OBJECTIVE: The aim of this study is to retrospectively review PGHD for symptoms and ADEs entered by patients on PatientsLikeMe and coded by PatientsLikeMe to MedDRA terminology for concordance with regulatory-focused coding practices.

METHODS: An FDA MedDRA coding expert retrospectively reviewed a data file containing verbatim patient-reported symptoms and ADEs and PatientsLikeMe-assigned MedDRA terms to determine the medical accuracy and appropriateness of the selected MedDRA terms, applying the International Council for Harmonisation MedDRA Term Selection: Points to Consider (MTS:PTC) guides.

RESULTS: The FDA MedDRA coding expert reviewed 3234 PatientsLikeMe-assigned MedDRA codes and patient-reported verbatim text.
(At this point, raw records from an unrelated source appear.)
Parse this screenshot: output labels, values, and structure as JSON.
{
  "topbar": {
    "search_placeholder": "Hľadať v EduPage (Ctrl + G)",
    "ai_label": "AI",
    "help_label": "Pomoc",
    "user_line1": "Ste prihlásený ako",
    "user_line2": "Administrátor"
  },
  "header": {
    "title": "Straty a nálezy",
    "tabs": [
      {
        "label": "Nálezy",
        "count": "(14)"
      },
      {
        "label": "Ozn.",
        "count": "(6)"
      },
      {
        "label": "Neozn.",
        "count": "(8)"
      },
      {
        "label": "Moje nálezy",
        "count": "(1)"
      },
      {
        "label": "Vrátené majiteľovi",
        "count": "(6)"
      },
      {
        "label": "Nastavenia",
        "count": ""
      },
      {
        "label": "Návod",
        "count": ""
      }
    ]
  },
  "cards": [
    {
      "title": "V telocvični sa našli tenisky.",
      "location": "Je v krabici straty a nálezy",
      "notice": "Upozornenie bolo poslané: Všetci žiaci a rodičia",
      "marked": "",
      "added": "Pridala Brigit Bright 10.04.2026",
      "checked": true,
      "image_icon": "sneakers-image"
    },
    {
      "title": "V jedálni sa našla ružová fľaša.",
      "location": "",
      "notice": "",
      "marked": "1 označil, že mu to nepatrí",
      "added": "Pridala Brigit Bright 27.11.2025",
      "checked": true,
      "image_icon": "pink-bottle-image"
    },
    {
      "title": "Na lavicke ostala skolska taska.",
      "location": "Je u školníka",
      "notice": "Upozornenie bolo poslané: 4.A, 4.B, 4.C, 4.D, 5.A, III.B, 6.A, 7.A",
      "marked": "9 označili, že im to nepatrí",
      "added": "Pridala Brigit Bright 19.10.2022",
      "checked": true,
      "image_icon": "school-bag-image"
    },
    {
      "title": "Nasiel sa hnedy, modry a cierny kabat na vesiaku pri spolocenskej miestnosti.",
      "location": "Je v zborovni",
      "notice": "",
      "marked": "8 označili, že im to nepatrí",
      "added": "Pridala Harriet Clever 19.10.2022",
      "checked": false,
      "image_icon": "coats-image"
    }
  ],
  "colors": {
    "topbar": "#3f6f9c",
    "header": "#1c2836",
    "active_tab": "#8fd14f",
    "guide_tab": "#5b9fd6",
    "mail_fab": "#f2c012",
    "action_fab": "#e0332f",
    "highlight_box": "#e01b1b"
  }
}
The FDA and PatientsLikeMe were concordant at 97.09% (3140/3234) of the PatientsLikeMe-assigned MedDRA codes. The 2.91% (94/3234) discordant subset was analyzed to identify reasons for differences. Coding differences were attributed to several reasons but mostly driven by PatientsLikeMe’s approach of assigning a more general MedDRA term to enable patient-to-patient engagement, while the FDA assigned a more specific medically relevant term.

CONCLUSIONS: PatientsLikeMe MedDRA coding of PGHD was generally comparable to how the FDA would code similar data, applying the MTS:PTC principles. Discordant coding resulted from several reasons but mostly reflected a difference in purpose. The MTS:PTC coding principles aim to capture the most specific reported information about an ADE, whereas PatientsLikeMe may code patient-reported symptoms and ADEs to more general MedDRA terms to support patient engagement among a larger group of patients. This study demonstrates that most verbatim reports of symptoms and ADEs collected by a PGHD source, such as the PatientsLikeMe platform, could be reliably coded to MedDRA terminology by applying the MTS:PTC guide. Regarding all secondary use of novel data, understanding coding and standardization principles applied to these data types are important.

©Sonja Brajovic, David A Blaser, Meaghan Zisk, Christine Caligtan, Sally Okun, Marni Hall, Carol A Pamer. Originally published in JMIR Medical Informatics (, 21.08.2018.

DOI: 10.2196/medinform.9878
PMID: 30131314